My son has always taken timeouts very seriously. He sees them as a punishment, for sure. My daughter, well, she’s a different story. While she sometimes grumbles or even screams about timeouts, she also ends up enjoying timeouts in her room as play time. Even worse, being sent to the corner is something not just to resist but to deride with goofy faces and laughter.
So, when I saw this “timeout” sign outside the always fun-to-pass Pat Gail Gallery on North Fullerton, I really thought about the answer to the question in the sign: How did timeout become a punishment?
In football (as far as I understand the game), timeouts are coveted, no? And around Mother’s Day, all the Mamas I know say they just want some commitment-free time alone. And these days, with all the connectivity that we choose to meld with, or feel obliged to cling to, it’s difficult to actually be alone. I mean Alone, as in unreachable – knowing you are unreachable. There’s a certain calm that descends then, in knowing that there won’t be a ding or a ring or a buzz or a wail from the next room. Timeout doesn’t sound like a punishment to me.
But for children, for those still trying to grow connections and identity and safe places and belonging, I suppose it seems like the worst thing in the world. Timeout means being separated from an activity that must be done *right now*! Timeout means being away from the parent or sibling that you don’t know how to apologize to, but you know you want to hug. Timeout means someone thinks you are Bad. Because even if we are careful to say that the action is Bad, not the child, children don’t usually separate actions from people. And really, do we do that for each other?
So, in the spirit of my wise friend Eloiza Jorge, I encourage all of us to take a Timeout the next time you do something that deserves a pat on the back, something Good. Take a walk without your cell phone, read a chapter in a (real) book, just sit and look out the window for a while.

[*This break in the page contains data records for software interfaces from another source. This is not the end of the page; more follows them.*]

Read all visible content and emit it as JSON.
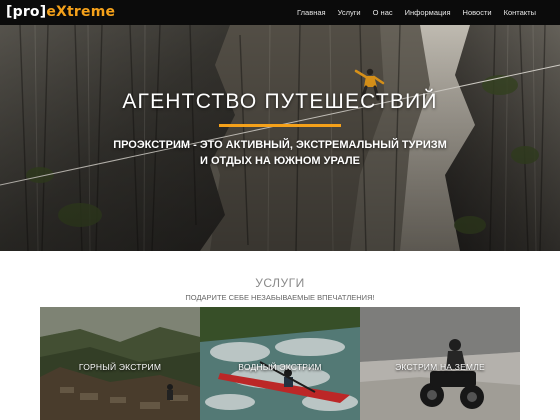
{
  "header": {
    "logo": {
      "bracket_part": "[pro]",
      "accent_part": "eXtreme"
    },
    "nav": [
      "Главная",
      "Услуги",
      "О нас",
      "Информация",
      "Новости",
      "Контакты"
    ]
  },
  "hero": {
    "title": "АГЕНТСТВО ПУТЕШЕСТВИЙ",
    "subtitle_line1": "ПРОЭКСТРИМ - ЭТО АКТИВНЫЙ, ЭКСТРЕМАЛЬНЫЙ ТУРИЗМ",
    "subtitle_line2": "И ОТДЫХ НА ЮЖНОМ УРАЛЕ"
  },
  "services": {
    "title": "УСЛУГИ",
    "subtitle": "ПОДАРИТЕ СЕБЕ НЕЗАБЫВАЕМЫЕ ВПЕЧАТЛЕНИЯ!",
    "cards": [
      {
        "label": "ГОРНЫЙ ЭКСТРИМ"
      },
      {
        "label": "ВОДНЫЙ ЭКСТРИМ"
      },
      {
        "label": "ЭКСТРИМ НА ЗЕМЛЕ"
      }
    ]
  },
  "colors": {
    "accent": "#f5a11a",
    "header_bg": "#0b0b0b"
  }
}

I know it sounds hokey, but with all the slick in the world, maybe we can all use a little more hokey.